Task brief -
Reprint the lines below as they are, minus the pictures.

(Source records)
◆ ◆ ◆ ◆ ◆

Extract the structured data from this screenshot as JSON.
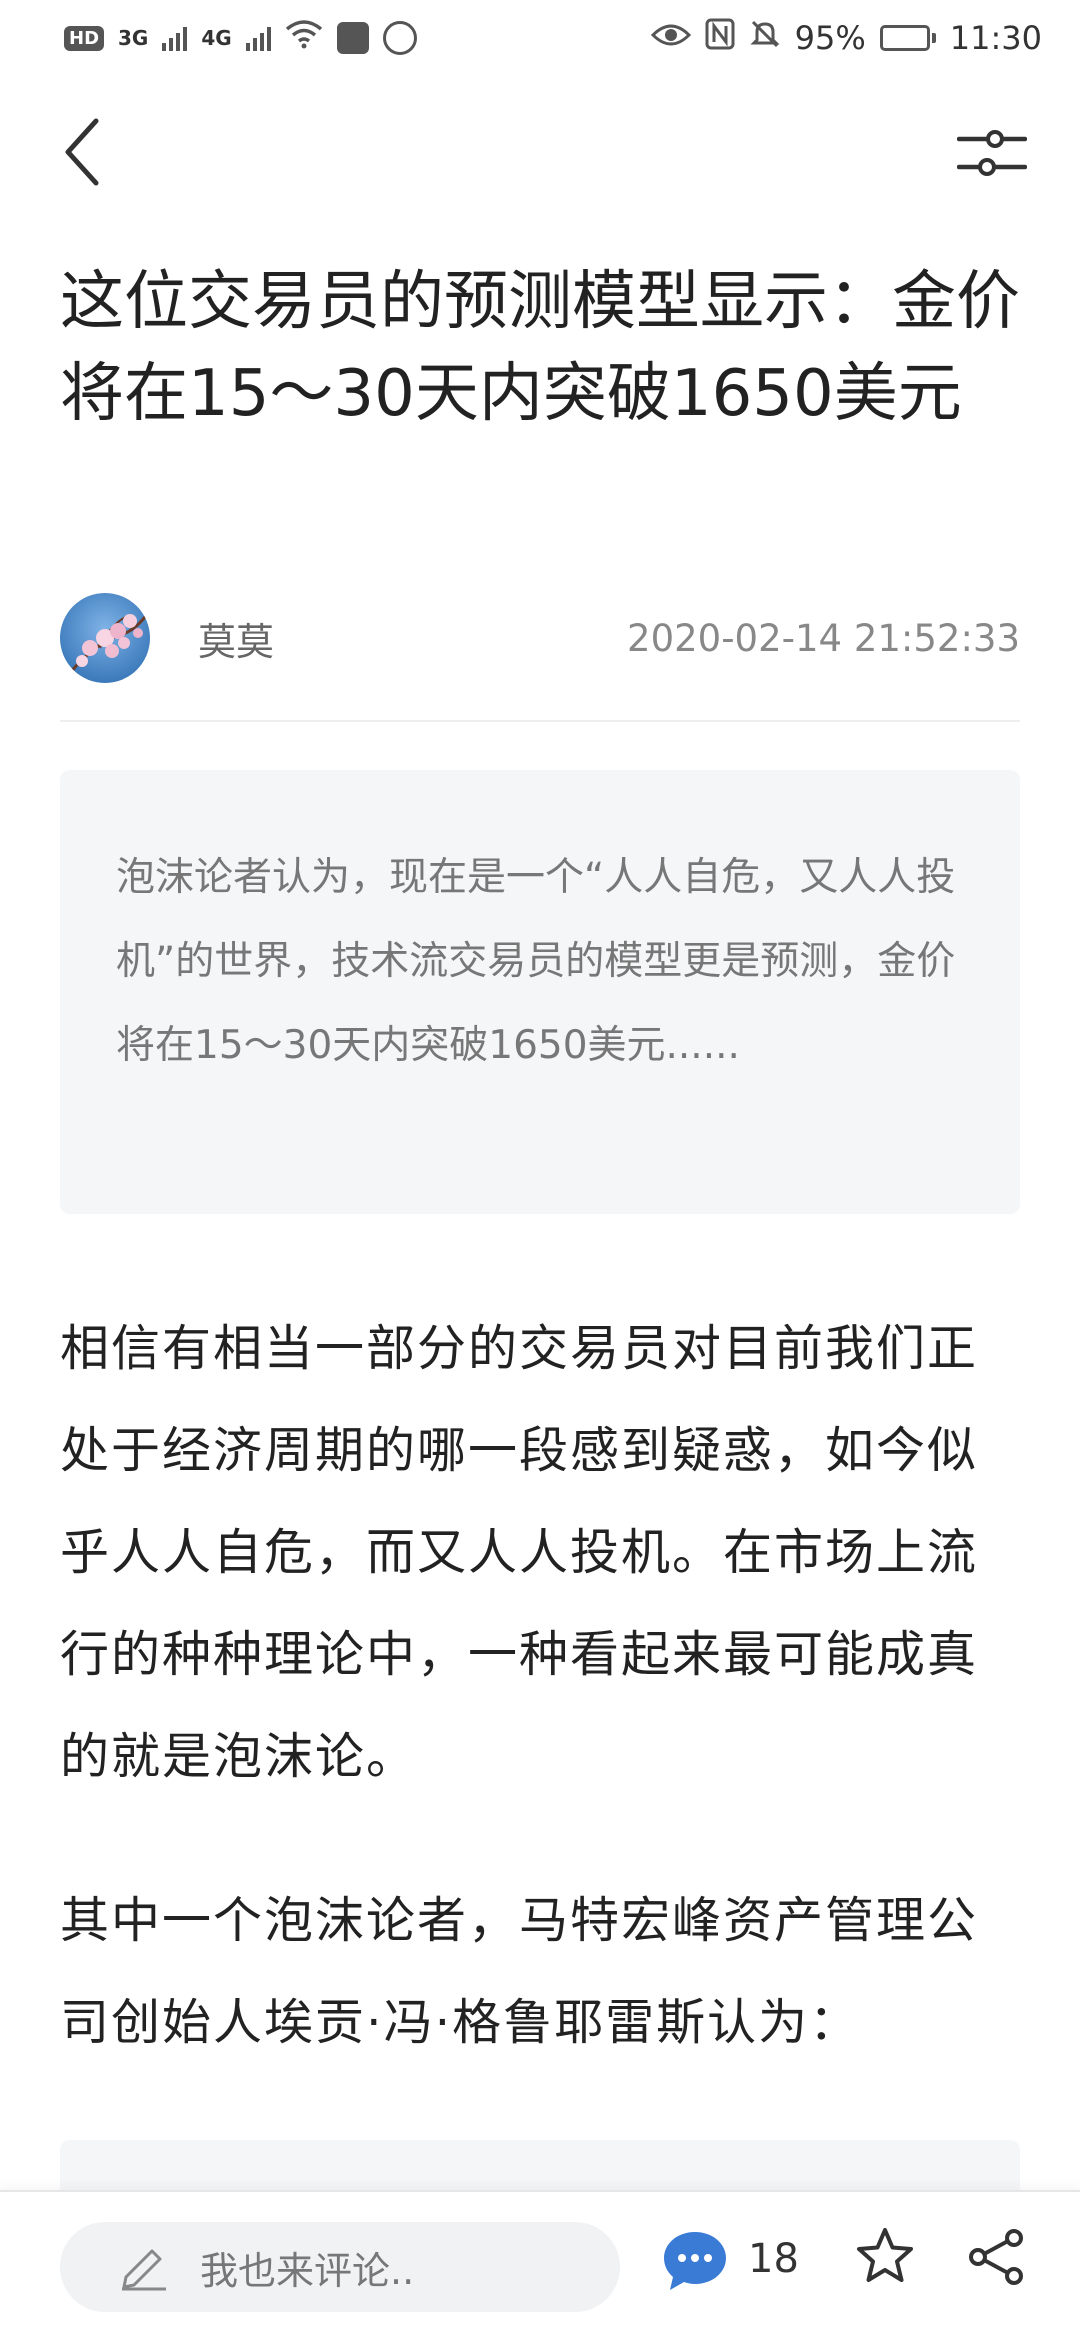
{
  "status_bar": {
    "hd_label": "HD",
    "net_3g": "3G",
    "net_4g": "4G",
    "battery_percent": "95%",
    "battery_level": 0.95,
    "time": "11:30"
  },
  "article": {
    "title": "这位交易员的预测模型显示：金价将在15～30天内突破1650美元",
    "author": "莫莫",
    "publish_time": "2020-02-14 21:52:33",
    "summary": "泡沫论者认为，现在是一个“人人自危，又人人投机”的世界，技术流交易员的模型更是预测，金价将在15～30天内突破1650美元......",
    "paragraphs": [
      "相信有相当一部分的交易员对目前我们正处于经济周期的哪一段感到疑惑，如今似乎人人自危，而又人人投机。在市场上流行的种种理论中，一种看起来最可能成真的就是泡沫论。",
      "其中一个泡沫论者，马特宏峰资产管理公司创始人埃贡·冯·格鲁耶雷斯认为："
    ]
  },
  "bottom_bar": {
    "comment_placeholder": "我也来评论..",
    "comment_count": "18"
  },
  "icons": {
    "back": "back-arrow-icon",
    "settings": "sliders-icon",
    "comment": "chat-bubble-icon",
    "favorite": "star-icon",
    "share": "share-icon",
    "edit": "pencil-icon"
  },
  "colors": {
    "accent_blue": "#3a7bd5",
    "summary_bg": "#f5f6f8",
    "text_main": "#222222",
    "text_muted": "#777777"
  }
}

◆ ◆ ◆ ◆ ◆

Task answer -
Extract the structured data from this screenshot as JSON.
{
  "status_bar": {
    "hd_label": "HD",
    "net_3g": "3G",
    "net_4g": "4G",
    "battery_percent": "95%",
    "battery_level": 0.95,
    "time": "11:30"
  },
  "article": {
    "title": "这位交易员的预测模型显示：金价将在15～30天内突破1650美元",
    "author": "莫莫",
    "publish_time": "2020-02-14 21:52:33",
    "summary": "泡沫论者认为，现在是一个“人人自危，又人人投机”的世界，技术流交易员的模型更是预测，金价将在15～30天内突破1650美元......",
    "paragraphs": [
      "相信有相当一部分的交易员对目前我们正处于经济周期的哪一段感到疑惑，如今似乎人人自危，而又人人投机。在市场上流行的种种理论中，一种看起来最可能成真的就是泡沫论。",
      "其中一个泡沫论者，马特宏峰资产管理公司创始人埃贡·冯·格鲁耶雷斯认为："
    ]
  },
  "bottom_bar": {
    "comment_placeholder": "我也来评论..",
    "comment_count": "18"
  },
  "icons": {
    "back": "back-arrow-icon",
    "settings": "sliders-icon",
    "comment": "chat-bubble-icon",
    "favorite": "star-icon",
    "share": "share-icon",
    "edit": "pencil-icon"
  },
  "colors": {
    "accent_blue": "#3a7bd5",
    "summary_bg": "#f5f6f8",
    "text_main": "#222222",
    "text_muted": "#777777"
  }
}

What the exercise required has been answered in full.